Can You Lose Your Second Amendment Rights?

The Second Amendment to the U.S. Constitution reads, “A well regulated Militia, being necessary to the security of a free State, the rights of the people to keep and bear Arms, shall not be infringed.”

Few issues dealing with the first 10 Amendments to the Constitution (the Bill of Rights) are as contentious as the Second Amendment concerning gun control.

The Second Amendment has been interpreted by courts, politicians, and the public to mean different things at different times, but the 2008 case of District of Columbia v. Heller established by the U.S. Supreme Court that the Second Amendment does protect your right to bear arms.

However, the public should also understand that some exceptions can cause you to lose your Second Amendment rights.

Losing Your 2nd Amendment Rights

Commit a Felony – If you commit a felony and are convicted, you will permanently lose the ability to possess firearms. It doesn’t matter what type of felony you commit. Convicted of a felony and you forever lose your ability to possess firearms. Different states have different laws, but this federal law will be enforced nationally under the Gun Control Act of 1968.

Transport Weapons Across State Lines – According to the Firearm Owners Protection Act of 1986 (FOPA), it’s not illegal to transport a gun across state lines unless the state you are entering has restrictive gun laws. Also, how you transport the firearm across state lines is important. It must be unloaded, stored, and inaccessible by the driver crossing state lines.  

There are exceptions. In New York, for example, which has strict gun laws, you could lose your Second Amendment right if you violate its restrictive gun laws. So, a gun owner who owns guns for sport, security, hunting, or out of tradition could receive a felony weapons possession charge.  

Drug Use – Any individual who does drugs or has an addiction to a controlled substance may be prevented from owning a gun under the Federal Gun Control Act (GCA).

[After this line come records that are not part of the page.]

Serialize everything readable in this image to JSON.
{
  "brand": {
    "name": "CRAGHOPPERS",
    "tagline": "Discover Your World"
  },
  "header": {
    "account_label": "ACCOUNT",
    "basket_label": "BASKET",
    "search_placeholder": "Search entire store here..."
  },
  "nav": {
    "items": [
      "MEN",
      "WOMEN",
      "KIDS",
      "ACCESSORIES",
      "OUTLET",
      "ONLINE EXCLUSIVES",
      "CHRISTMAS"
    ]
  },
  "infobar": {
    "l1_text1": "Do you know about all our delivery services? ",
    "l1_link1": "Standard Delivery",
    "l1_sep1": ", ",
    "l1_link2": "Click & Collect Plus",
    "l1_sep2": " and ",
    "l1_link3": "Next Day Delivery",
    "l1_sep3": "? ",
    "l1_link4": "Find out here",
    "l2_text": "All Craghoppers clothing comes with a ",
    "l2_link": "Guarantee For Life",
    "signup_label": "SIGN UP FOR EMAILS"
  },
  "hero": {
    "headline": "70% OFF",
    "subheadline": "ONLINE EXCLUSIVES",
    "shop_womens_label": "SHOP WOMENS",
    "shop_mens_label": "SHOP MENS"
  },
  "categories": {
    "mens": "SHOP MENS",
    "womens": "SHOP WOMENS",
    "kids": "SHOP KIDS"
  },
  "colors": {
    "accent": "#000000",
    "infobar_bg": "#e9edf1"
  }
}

If you are found to possess a weapon, you can end up in prison for a decade. You cannot legally own a gun if you are a drug addict. You cannot legally possess a firearm if you’ve obtained a gun under false pretenses. The GCA was the first piece of legislation to address gun control in 1968.

Dishonorable Discharge – If you have been dishonorably discharged from the military, you can no longer claim the Second Amendment protections to bear arms. Individuals who have been adjudicated with a mental disorder also fall under the GCA jurisdiction, as are illegal aliens or someone who has been convicted of a misdemeanor crime of domestic violence.

Also, if you have had a restraining order issued against you, you fall under this restriction to gun possession.

Your Alabama Criminal Defense Attorney

The gun possession laws in Alabama are not as restrictive as in some states, however, some individuals are still prohibited from owning guns. In some cases, the statutory protection of FOPA can be a defense if you are arrested.

Also, consider that the number of firearms transported across state lines can impact the charges and penalties in that each weapon can become an additional charge.

If you possess a firearm, even though you have a felony conviction and are caught, your first call should be to Darley Law. Attorney Jason Darley is a Mobile criminal defense lawyer with experience in firearm possession offenses. Just because you are accused does not mean we can’t explore defenses to lessen your charge and punishment.

Many individuals have turned to the experience of Mr. Darley to negotiate a plea agreement with the other side. He can explore all of your options during a consultation.

You face felony gun and weapons possession and possibly time behind bars without solid legal representation. Since time is of the essence, it is recommended you call him as soon as possible at (251) 732-7058, so he can get to work to protect your rights and interests.


The Economist

Gun Control Act


Alabama Code